_WORK TASK_
Nothing but the data below, returned exactly, should appear in the answer.
########
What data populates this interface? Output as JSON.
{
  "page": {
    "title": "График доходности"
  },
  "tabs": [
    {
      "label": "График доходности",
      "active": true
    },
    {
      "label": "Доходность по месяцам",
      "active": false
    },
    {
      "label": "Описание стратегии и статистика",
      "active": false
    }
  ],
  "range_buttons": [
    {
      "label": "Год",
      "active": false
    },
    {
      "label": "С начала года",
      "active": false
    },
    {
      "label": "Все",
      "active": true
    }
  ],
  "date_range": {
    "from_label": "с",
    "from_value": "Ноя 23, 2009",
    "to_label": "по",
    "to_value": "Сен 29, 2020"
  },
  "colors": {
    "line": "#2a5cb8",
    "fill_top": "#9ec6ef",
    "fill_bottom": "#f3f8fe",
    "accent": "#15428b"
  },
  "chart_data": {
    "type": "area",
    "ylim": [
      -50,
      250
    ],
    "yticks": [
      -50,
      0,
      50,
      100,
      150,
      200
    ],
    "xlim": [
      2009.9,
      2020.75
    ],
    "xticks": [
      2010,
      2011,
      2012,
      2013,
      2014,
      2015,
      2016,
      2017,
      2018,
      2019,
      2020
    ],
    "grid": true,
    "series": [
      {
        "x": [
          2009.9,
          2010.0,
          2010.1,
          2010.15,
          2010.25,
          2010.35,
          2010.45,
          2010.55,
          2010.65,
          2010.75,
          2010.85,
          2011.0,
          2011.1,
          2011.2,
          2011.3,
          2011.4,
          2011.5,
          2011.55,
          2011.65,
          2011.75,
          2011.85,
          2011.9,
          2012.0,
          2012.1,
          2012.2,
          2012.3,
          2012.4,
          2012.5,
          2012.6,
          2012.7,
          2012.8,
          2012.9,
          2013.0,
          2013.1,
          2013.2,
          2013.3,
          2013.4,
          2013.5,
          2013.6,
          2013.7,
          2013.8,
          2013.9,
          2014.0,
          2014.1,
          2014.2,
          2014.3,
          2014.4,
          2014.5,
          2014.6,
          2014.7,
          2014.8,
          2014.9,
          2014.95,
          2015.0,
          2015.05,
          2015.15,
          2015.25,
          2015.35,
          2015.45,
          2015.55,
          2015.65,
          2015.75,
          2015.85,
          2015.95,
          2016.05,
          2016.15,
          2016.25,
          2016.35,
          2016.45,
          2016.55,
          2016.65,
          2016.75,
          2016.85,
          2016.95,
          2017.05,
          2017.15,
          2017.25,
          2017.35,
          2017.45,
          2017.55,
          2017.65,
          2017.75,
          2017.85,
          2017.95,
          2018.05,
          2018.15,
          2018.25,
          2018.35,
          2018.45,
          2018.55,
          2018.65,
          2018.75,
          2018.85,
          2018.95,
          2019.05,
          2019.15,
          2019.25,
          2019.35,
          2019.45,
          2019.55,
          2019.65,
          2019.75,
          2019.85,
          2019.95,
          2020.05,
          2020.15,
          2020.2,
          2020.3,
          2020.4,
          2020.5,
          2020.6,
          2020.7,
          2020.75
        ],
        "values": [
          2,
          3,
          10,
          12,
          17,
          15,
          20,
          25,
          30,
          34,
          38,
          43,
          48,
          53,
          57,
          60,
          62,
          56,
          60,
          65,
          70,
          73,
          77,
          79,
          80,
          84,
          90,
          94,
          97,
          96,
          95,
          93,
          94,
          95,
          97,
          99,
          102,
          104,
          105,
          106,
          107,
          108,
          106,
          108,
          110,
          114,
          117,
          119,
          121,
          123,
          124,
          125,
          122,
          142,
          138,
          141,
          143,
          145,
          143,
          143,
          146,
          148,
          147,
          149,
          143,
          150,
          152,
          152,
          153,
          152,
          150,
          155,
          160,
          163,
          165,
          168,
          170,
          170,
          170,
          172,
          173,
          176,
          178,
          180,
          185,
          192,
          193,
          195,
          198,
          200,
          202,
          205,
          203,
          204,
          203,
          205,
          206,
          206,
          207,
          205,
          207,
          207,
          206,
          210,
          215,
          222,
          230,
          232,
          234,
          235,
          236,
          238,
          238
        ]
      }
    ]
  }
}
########
_RESPONSE_
What data populates this interface? Output as JSON.
{
  "page": {
    "title": "График доходности"
  },
  "tabs": [
    {
      "label": "График доходности",
      "active": true
    },
    {
      "label": "Доходность по месяцам",
      "active": false
    },
    {
      "label": "Описание стратегии и статистика",
      "active": false
    }
  ],
  "range_buttons": [
    {
      "label": "Год",
      "active": false
    },
    {
      "label": "С начала года",
      "active": false
    },
    {
      "label": "Все",
      "active": true
    }
  ],
  "date_range": {
    "from_label": "с",
    "from_value": "Ноя 23, 2009",
    "to_label": "по",
    "to_value": "Сен 29, 2020"
  },
  "colors": {
    "line": "#2a5cb8",
    "fill_top": "#9ec6ef",
    "fill_bottom": "#f3f8fe",
    "accent": "#15428b"
  },
  "chart_data": {
    "type": "area",
    "ylim": [
      -50,
      250
    ],
    "yticks": [
      -50,
      0,
      50,
      100,
      150,
      200
    ],
    "xlim": [
      2009.9,
      2020.75
    ],
    "xticks": [
      2010,
      2011,
      2012,
      2013,
      2014,
      2015,
      2016,
      2017,
      2018,
      2019,
      2020
    ],
    "grid": true,
    "series": [
      {
        "x": [
          2009.9,
          2010.0,
          2010.1,
          2010.15,
          2010.25,
          2010.35,
          2010.45,
          2010.55,
          2010.65,
          2010.75,
          2010.85,
          2011.0,
          2011.1,
          2011.2,
          2011.3,
          2011.4,
          2011.5,
          2011.55,
          2011.65,
          2011.75,
          2011.85,
          2011.9,
          2012.0,
          2012.1,
          2012.2,
          2012.3,
          2012.4,
          2012.5,
          2012.6,
          2012.7,
          2012.8,
          2012.9,
          2013.0,
          2013.1,
          2013.2,
          2013.3,
          2013.4,
          2013.5,
          2013.6,
          2013.7,
          2013.8,
          2013.9,
          2014.0,
          2014.1,
          2014.2,
          2014.3,
          2014.4,
          2014.5,
          2014.6,
          2014.7,
          2014.8,
          2014.9,
          2014.95,
          2015.0,
          2015.05,
          2015.15,
          2015.25,
          2015.35,
          2015.45,
          2015.55,
          2015.65,
          2015.75,
          2015.85,
          2015.95,
          2016.05,
          2016.15,
          2016.25,
          2016.35,
          2016.45,
          2016.55,
          2016.65,
          2016.75,
          2016.85,
          2016.95,
          2017.05,
          2017.15,
          2017.25,
          2017.35,
          2017.45,
          2017.55,
          2017.65,
          2017.75,
          2017.85,
          2017.95,
          2018.05,
          2018.15,
          2018.25,
          2018.35,
          2018.45,
          2018.55,
          2018.65,
          2018.75,
          2018.85,
          2018.95,
          2019.05,
          2019.15,
          2019.25,
          2019.35,
          2019.45,
          2019.55,
          2019.65,
          2019.75,
          2019.85,
          2019.95,
          2020.05,
          2020.15,
          2020.2,
          2020.3,
          2020.4,
          2020.5,
          2020.6,
          2020.7,
          2020.75
        ],
        "values": [
          2,
          3,
          10,
          12,
          17,
          15,
          20,
          25,
          30,
          34,
          38,
          43,
          48,
          53,
          57,
          60,
          62,
          56,
          60,
          65,
          70,
          73,
          77,
          79,
          80,
          84,
          90,
          94,
          97,
          96,
          95,
          93,
          94,
          95,
          97,
          99,
          102,
          104,
          105,
          106,
          107,
          108,
          106,
          108,
          110,
          114,
          117,
          119,
          121,
          123,
          124,
          125,
          122,
          142,
          138,
          141,
          143,
          145,
          143,
          143,
          146,
          148,
          147,
          149,
          143,
          150,
          152,
          152,
          153,
          152,
          150,
          155,
          160,
          163,
          165,
          168,
          170,
          170,
          170,
          172,
          173,
          176,
          178,
          180,
          185,
          192,
          193,
          195,
          198,
          200,
          202,
          205,
          203,
          204,
          203,
          205,
          206,
          206,
          207,
          205,
          207,
          207,
          206,
          210,
          215,
          222,
          230,
          232,
          234,
          235,
          236,
          238,
          238
        ]
      }
    ]
  }
}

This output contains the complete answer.